  23. 23. - Instream flows and hatcheries - highest impact scores are countieswith most junior water rights
  24. 24. Concluding thoughts…• Our assessments are largely project-based; few basin-wide• Several studies qualitative / some quantitative (or both)• Progression toward more quantitative/integrated assessments• Integration can be challenging• Integrating models and perspectives• obtaining data; identifying meaingful vulnerability metrics• Some local resistance to climate change funding andadaptation (e.g. grant proposals and farmer/advisor survey)
  25. 25. Cody Knutsoncknutson1@unl.eduNational Drought Mitigation CenterSchool of Natural ResourcesUniversity of Nebraska-LincolnContact Information:
  26. 26. Risk Assessment CommitteeTask 1: Conduct a Drought Impact AssessmentTask 2: Rank the Most Pressing ImpactsTask 3: Conduct a Vulnerability Assessment- understand where and why impacts occur?Task 4. Identify Risk Management Options- actions to implement before, during, and after droughtTask 4. Prioritize Risk Management Options- recommended actions based on criteria agreed toHawaii Water Supply Sector Vulnerability Colorado Agricultural Vulnerability
  27. 27. Takle et al., in prep.Climate-based decisioncalendar for corn

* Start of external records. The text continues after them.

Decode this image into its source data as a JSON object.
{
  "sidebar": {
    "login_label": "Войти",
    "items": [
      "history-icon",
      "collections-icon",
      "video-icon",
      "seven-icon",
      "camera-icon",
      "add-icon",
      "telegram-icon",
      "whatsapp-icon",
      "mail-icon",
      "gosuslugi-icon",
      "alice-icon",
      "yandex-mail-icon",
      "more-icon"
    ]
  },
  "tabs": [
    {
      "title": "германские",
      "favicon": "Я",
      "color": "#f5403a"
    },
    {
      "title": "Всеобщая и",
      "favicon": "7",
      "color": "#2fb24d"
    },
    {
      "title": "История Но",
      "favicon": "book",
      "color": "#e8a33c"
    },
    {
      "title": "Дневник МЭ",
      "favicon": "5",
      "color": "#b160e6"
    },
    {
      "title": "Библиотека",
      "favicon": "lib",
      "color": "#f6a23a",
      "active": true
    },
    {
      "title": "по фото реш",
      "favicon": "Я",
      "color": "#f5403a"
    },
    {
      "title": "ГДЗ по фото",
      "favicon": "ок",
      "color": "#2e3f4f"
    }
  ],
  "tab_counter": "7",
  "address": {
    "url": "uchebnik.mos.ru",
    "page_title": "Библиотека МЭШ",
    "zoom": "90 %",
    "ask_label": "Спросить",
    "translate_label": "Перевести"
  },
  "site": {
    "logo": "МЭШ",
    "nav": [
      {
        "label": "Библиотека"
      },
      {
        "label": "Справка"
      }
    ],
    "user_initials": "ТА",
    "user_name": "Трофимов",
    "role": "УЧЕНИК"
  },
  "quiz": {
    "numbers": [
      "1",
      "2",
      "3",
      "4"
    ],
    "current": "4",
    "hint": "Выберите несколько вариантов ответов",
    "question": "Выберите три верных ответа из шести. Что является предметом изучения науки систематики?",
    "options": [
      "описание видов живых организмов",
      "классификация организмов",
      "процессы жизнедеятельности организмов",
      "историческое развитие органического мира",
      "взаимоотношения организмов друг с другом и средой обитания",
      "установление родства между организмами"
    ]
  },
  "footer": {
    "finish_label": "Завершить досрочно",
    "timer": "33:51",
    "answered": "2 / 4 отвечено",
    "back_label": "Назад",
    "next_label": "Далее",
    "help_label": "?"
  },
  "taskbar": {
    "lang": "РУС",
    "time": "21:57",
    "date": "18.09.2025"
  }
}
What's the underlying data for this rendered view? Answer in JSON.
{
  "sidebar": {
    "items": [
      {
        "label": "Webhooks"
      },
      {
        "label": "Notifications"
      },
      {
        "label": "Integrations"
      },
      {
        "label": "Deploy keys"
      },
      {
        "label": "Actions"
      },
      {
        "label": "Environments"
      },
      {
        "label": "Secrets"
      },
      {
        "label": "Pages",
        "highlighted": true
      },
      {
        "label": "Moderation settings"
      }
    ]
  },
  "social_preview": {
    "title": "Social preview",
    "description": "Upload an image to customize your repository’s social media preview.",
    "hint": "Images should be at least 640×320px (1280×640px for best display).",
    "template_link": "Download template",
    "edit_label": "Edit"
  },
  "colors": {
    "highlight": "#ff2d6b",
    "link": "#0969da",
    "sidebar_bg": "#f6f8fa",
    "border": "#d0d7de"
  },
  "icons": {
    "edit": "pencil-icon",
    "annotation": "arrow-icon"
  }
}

  28. 28. Drought RiskAtlas (DRA): • Coming Soon!• Set to launch inspring 2012• ~3000 stationsarchived• 139 clusters/regionsdeveloped andanalyzed• SPI, SPEI, PDSI, sc-PDSI and Decilesthrough 2010• Weekly gridded mapsfor all parametersback to early 1900s• Created to answerquestions aboutthe characteristicsof drought:• Frequency/returnperiods• Duration• Trends• Intensity• Spatial extent